Considering this, it makes me wonder where the Israelites themselves were when God tells Moses that striking the rock at Meribah (Numbers 20) has gotten him permanently barred from entering the Promised Land. Every study of that text I’ve ever been in, people wonder about God, and why God is so picky, when Moses has done so well up till then. But now I wonder … why do we never ask why the people don’t intercede for Moses there? We probably should ask that.
And then God lays out the consequences in vv21-23. So that untranslatable clause in v18 is serious.
This idea that forgiveness is compatible with definite negative consequences seems like a particularly important idea here. Our lesson commentary points out that it has a limit (“to the third and fourth generation,” which is an improvement over some ancient practices). But it also seems like something we take too lightly and forget too easily – both when we think about our own relationship with God, and when we think about our relationships with other people. Christians sometimes seem to have the idea that God’s forgiveness always wipes the slate clean, and human forgiveness must do the same – even in cases where, for instance, lifting that restraining order would be objectively dangerous to the health and welfare of the individual being counseled to “forgive.”
If something we see in this story is that we collaborate with God in writing the stories of our lives, then something else we see in this story is that what we do matters. Forgiveness matters, too. It’s an indispensable intervention, and it averts doom and disaster. But it’s not a reset, at least not in this story; the Israelites’ itinerary is permanently affected.
Saying “no” to God makes for a different story.

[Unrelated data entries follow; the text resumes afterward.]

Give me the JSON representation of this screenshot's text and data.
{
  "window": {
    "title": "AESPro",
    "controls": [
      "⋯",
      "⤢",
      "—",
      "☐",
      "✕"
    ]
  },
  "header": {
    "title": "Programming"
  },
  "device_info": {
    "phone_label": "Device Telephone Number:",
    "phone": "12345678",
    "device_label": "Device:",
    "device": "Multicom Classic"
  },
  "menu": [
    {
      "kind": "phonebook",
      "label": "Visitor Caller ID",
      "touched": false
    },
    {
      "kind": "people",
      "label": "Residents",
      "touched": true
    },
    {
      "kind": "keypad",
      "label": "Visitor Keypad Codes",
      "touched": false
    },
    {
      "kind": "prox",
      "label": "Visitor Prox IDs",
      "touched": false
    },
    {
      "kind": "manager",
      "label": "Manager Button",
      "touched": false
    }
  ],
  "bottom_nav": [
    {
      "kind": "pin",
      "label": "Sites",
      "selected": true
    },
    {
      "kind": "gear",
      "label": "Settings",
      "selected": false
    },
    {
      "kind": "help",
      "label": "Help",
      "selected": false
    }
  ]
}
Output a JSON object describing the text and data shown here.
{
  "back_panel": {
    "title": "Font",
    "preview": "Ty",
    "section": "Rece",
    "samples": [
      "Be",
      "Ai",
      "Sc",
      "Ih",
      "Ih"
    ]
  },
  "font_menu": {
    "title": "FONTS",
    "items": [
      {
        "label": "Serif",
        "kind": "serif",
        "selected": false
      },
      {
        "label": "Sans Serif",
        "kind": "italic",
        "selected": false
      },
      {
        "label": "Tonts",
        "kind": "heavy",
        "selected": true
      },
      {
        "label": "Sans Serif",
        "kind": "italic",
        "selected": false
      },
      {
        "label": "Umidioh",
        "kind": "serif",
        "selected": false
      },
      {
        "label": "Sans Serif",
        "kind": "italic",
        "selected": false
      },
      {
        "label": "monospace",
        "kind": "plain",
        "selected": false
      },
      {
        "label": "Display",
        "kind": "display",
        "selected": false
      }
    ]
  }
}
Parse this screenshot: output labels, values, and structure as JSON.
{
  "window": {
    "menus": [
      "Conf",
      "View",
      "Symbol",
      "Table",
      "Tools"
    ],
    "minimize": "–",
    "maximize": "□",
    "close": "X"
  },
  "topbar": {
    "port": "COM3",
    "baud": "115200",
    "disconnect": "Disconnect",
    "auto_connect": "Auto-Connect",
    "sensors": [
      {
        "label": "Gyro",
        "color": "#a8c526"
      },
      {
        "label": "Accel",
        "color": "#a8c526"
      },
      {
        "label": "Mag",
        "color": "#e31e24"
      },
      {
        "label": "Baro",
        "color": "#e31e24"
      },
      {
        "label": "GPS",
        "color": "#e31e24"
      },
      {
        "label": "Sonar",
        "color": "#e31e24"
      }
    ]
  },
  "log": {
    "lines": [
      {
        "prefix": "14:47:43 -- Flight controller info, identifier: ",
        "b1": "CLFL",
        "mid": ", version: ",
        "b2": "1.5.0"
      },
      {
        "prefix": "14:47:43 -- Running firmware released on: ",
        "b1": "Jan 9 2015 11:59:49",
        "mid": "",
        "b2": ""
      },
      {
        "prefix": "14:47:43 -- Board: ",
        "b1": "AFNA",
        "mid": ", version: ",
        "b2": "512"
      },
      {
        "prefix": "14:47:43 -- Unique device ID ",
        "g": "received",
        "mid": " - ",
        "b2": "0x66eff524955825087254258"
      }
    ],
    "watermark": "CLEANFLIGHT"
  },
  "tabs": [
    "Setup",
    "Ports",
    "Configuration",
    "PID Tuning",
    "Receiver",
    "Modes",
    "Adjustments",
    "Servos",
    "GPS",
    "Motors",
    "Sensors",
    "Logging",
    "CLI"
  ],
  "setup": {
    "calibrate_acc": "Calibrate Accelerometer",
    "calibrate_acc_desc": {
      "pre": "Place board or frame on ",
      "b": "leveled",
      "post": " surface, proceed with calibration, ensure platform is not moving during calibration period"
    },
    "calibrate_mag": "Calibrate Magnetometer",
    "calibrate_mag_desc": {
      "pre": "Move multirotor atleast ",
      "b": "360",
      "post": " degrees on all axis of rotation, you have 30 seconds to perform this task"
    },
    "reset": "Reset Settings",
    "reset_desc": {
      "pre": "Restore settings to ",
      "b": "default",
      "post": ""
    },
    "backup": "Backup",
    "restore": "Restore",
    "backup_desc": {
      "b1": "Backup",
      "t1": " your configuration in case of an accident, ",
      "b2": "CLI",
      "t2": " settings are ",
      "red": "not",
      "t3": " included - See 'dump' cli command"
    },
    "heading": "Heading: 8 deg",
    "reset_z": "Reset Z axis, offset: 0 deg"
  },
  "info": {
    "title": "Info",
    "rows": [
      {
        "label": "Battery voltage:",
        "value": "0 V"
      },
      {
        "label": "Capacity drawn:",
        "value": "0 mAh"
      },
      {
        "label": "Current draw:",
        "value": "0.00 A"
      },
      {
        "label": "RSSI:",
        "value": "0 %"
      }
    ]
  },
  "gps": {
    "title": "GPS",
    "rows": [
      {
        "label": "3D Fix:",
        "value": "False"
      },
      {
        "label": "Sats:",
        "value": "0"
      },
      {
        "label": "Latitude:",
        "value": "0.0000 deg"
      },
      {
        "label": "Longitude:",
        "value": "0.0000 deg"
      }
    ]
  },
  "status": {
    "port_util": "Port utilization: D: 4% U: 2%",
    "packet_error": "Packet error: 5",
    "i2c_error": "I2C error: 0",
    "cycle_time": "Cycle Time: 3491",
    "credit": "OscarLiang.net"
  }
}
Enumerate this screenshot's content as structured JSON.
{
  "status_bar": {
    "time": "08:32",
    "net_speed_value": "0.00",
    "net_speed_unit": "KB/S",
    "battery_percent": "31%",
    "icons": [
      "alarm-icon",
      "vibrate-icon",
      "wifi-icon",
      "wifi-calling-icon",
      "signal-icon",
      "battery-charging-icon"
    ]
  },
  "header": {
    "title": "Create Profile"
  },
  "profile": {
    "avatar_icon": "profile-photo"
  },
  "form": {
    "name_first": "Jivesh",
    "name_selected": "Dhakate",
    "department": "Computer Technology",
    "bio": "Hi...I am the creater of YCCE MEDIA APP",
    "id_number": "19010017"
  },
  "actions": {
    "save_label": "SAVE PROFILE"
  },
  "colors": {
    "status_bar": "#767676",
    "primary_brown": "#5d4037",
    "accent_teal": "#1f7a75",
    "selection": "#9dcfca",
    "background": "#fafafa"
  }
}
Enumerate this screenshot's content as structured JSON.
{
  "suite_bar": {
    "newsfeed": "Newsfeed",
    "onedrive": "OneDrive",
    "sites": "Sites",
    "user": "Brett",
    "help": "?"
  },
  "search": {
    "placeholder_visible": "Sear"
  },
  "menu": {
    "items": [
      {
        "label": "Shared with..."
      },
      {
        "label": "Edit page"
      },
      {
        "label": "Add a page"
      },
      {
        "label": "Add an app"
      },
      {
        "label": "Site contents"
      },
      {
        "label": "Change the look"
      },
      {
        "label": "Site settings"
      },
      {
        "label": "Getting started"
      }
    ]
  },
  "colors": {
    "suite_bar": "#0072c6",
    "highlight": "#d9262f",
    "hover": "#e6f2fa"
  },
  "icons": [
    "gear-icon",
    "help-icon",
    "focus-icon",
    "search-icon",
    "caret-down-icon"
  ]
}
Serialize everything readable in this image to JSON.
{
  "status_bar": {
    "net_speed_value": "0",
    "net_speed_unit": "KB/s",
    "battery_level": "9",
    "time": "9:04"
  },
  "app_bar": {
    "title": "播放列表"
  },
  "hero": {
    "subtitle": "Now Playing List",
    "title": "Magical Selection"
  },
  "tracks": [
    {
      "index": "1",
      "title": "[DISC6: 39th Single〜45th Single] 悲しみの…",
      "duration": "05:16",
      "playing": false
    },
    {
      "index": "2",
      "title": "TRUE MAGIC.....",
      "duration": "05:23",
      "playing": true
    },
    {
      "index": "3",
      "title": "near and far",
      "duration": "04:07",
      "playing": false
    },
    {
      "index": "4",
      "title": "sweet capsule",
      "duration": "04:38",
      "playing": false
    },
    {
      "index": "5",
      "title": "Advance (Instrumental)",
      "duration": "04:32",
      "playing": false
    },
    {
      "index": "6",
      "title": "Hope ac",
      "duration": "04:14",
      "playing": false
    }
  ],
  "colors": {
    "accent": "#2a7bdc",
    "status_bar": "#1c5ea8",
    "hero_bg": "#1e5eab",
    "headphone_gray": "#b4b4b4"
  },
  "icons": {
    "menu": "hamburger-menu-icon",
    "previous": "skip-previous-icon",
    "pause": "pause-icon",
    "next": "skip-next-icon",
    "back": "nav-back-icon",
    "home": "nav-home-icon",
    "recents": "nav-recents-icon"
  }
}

But if we take that seriously, then we’ll have to ask ourselves … what story do we really want to write in our own lives?